- [Work item]:
Word for word, restate all of the records.

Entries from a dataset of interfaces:
========================
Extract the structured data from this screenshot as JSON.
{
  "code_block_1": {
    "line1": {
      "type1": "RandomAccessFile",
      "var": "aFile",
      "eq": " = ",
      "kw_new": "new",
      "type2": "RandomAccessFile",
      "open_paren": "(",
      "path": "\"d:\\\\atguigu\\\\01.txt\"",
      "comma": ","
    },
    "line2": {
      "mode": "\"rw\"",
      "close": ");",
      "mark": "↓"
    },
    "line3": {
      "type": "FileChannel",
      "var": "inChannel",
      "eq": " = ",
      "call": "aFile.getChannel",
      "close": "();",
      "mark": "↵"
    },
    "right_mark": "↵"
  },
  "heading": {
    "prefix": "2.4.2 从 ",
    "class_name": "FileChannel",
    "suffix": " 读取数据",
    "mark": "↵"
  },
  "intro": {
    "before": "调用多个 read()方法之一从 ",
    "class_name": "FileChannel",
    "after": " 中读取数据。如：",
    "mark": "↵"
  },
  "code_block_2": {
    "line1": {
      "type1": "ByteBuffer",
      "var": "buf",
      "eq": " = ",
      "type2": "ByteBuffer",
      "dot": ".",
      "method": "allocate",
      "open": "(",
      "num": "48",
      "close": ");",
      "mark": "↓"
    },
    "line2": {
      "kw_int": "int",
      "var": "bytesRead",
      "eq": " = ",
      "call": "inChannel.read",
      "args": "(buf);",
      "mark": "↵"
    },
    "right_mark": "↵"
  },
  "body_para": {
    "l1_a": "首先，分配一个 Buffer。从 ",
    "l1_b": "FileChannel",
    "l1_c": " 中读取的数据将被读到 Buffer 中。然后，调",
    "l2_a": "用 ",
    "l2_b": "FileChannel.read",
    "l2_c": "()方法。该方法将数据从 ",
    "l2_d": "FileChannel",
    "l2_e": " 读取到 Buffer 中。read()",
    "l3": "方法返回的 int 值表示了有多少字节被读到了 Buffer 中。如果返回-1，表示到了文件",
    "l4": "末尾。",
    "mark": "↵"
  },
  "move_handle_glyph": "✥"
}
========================
- [Result for this exercise]:
Extract the structured data from this screenshot as JSON.
{
  "code_block_1": {
    "line1": {
      "type1": "RandomAccessFile",
      "var": "aFile",
      "eq": " = ",
      "kw_new": "new",
      "type2": "RandomAccessFile",
      "open_paren": "(",
      "path": "\"d:\\\\atguigu\\\\01.txt\"",
      "comma": ","
    },
    "line2": {
      "mode": "\"rw\"",
      "close": ");",
      "mark": "↓"
    },
    "line3": {
      "type": "FileChannel",
      "var": "inChannel",
      "eq": " = ",
      "call": "aFile.getChannel",
      "close": "();",
      "mark": "↵"
    },
    "right_mark": "↵"
  },
  "heading": {
    "prefix": "2.4.2 从 ",
    "class_name": "FileChannel",
    "suffix": " 读取数据",
    "mark": "↵"
  },
  "intro": {
    "before": "调用多个 read()方法之一从 ",
    "class_name": "FileChannel",
    "after": " 中读取数据。如：",
    "mark": "↵"
  },
  "code_block_2": {
    "line1": {
      "type1": "ByteBuffer",
      "var": "buf",
      "eq": " = ",
      "type2": "ByteBuffer",
      "dot": ".",
      "method": "allocate",
      "open": "(",
      "num": "48",
      "close": ");",
      "mark": "↓"
    },
    "line2": {
      "kw_int": "int",
      "var": "bytesRead",
      "eq": " = ",
      "call": "inChannel.read",
      "args": "(buf);",
      "mark": "↵"
    },
    "right_mark": "↵"
  },
  "body_para": {
    "l1_a": "首先，分配一个 Buffer。从 ",
    "l1_b": "FileChannel",
    "l1_c": " 中读取的数据将被读到 Buffer 中。然后，调",
    "l2_a": "用 ",
    "l2_b": "FileChannel.read",
    "l2_c": "()方法。该方法将数据从 ",
    "l2_d": "FileChannel",
    "l2_e": " 读取到 Buffer 中。read()",
    "l3": "方法返回的 int 值表示了有多少字节被读到了 Buffer 中。如果返回-1，表示到了文件",
    "l4": "末尾。",
    "mark": "↵"
  },
  "move_handle_glyph": "✥"
}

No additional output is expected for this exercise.